Online Professional Learning for Educators at the Friday Institute provides a scalable, accessible, and flexible approach that is aligned with the principles of effective professional development. Our approach is grounded in authentic, active, and collaborative professional learning activities. Participants will engage in discussion forums to exchange ideas with colleagues, as well as share and synthesize new learning; hear from peers on the ground; apply new learnings to their local context through small projects; and work on their own Coaching Action Plan, developed across all units.


Beginning in Unit 2, you will self-select between two distinct pathways for learning...

  • Emerging Coaching: This pathway, as part of a starter kit, will focus on impact, opportunity, and developing an inquiry coalition to institute a culture of digital-age learning and teaching.
  • Innovative Coaching: For those that want to deepen their current capacity, this pathway will help coaches ready to elevate their practice with strategies to remove barriers, celebrate impacts, and how to keep learning from evidence and experience.

The approach builds upon the following key concepts:
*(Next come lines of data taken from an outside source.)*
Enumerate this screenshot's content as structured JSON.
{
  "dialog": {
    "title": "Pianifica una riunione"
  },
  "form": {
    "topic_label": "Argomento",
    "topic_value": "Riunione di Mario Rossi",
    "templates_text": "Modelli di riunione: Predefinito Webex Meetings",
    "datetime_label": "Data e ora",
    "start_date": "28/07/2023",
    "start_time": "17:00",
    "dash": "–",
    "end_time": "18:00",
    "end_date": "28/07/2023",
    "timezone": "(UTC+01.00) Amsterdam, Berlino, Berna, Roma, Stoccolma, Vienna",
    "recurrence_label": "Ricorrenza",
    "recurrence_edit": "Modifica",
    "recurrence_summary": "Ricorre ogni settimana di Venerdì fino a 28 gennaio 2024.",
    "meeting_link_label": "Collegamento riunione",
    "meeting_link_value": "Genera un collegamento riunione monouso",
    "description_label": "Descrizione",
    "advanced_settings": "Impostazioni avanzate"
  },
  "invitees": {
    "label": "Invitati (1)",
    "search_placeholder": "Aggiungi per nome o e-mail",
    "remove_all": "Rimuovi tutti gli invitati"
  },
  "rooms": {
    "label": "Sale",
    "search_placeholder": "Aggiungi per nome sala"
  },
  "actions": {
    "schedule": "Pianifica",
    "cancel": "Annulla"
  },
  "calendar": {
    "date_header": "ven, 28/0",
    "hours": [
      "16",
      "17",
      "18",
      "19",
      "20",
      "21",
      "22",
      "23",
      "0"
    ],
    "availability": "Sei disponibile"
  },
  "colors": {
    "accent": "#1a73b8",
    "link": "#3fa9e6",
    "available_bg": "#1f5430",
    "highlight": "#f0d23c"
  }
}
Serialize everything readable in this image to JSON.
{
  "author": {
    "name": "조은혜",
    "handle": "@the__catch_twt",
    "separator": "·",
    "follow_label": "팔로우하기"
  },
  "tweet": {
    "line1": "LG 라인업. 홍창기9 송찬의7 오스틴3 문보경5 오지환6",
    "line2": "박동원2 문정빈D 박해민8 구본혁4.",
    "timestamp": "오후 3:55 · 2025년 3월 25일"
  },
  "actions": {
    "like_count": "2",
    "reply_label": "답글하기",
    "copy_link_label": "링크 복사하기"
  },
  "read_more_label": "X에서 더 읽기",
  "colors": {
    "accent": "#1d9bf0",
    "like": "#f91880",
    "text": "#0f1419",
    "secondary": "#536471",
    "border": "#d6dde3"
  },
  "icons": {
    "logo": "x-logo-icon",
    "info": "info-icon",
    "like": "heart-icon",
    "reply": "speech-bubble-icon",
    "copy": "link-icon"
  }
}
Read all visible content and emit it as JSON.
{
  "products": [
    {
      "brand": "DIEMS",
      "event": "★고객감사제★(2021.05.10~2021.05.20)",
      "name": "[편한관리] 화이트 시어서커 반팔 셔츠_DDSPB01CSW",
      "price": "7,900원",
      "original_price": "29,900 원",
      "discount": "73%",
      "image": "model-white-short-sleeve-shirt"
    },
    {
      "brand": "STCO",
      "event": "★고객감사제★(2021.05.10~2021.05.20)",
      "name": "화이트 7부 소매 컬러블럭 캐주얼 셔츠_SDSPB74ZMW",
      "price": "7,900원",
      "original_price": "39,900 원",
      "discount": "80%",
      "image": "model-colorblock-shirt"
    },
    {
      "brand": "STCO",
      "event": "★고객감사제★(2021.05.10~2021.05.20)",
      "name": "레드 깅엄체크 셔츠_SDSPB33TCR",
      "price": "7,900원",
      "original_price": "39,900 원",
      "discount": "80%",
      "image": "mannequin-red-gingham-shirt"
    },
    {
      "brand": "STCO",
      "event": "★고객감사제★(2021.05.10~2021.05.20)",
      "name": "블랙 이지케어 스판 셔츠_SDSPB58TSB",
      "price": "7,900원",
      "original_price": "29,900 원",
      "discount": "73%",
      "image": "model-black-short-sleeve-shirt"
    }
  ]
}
  1. Authentic project-based learning. You will work on your own coaching action plan based upon your interests and the needs of your school or district.
  2. Peer supported learning. You will have opportunities to discuss ideas, share strategies and resources, and exchange constructive feedback with other participants in similar roles and schools. You can also participate as a member of a local school or district team.
  3. Support for exploration. Activities and guidelines for providing feedback will encourage you and your fellow participants to propose new ideas, look at issues in new ways, consider new approaches and use new digital-age tools, all within a supportive context.
  4. Crowdsourcing. The “wisdom of the crowd” will be employed to gather resources, vet ideas, tag and rate materials, and stimulate each participants’ ideas and reflections.
  5. Self-directed emergent learning. There is not a fixed path through the course or a fixed curriculum everyone will follow. You will be able to — and are expected to — navigate your own path, consistent with your own goals, through the course’s activities, resources and exchanges, supported and guided by the facilitators, resources, and fellow participants.
  6. Case study/scenario based approaches. You will address problems of practice, explore, and apply new learnings.
  7. Anytime, anyplace learning in which educators can engage as their time allows, from anywhere they have web access via a computer, tablet or smartphone. Their personal experience as an online learner can inform participants about the potential of digital learning to improve student engagement and achievement.
  8. Multiple voices, so that participants learn about the perspectives of other teachers and administrators along with those of students, researchers and experts in the field rather than from one or two experts who deliver a series of online lectures.
Future Start Date(s) TBD
Duration 7 Units
Cost Free
Primary Audience Instructional Technology Coaches and Facilitators
Technology Integration Specialists
Media Specialists
Mentor Teachers
Certificate Available Yes
Certificate Hours 20-30
Facilitated By Jaclyn Stevens

Previous Courses

Fall 2022
Spring 2021
Fall 2020
Spring 2019
Fall 2017
Spring 2017
Spring 2016
Fall 2015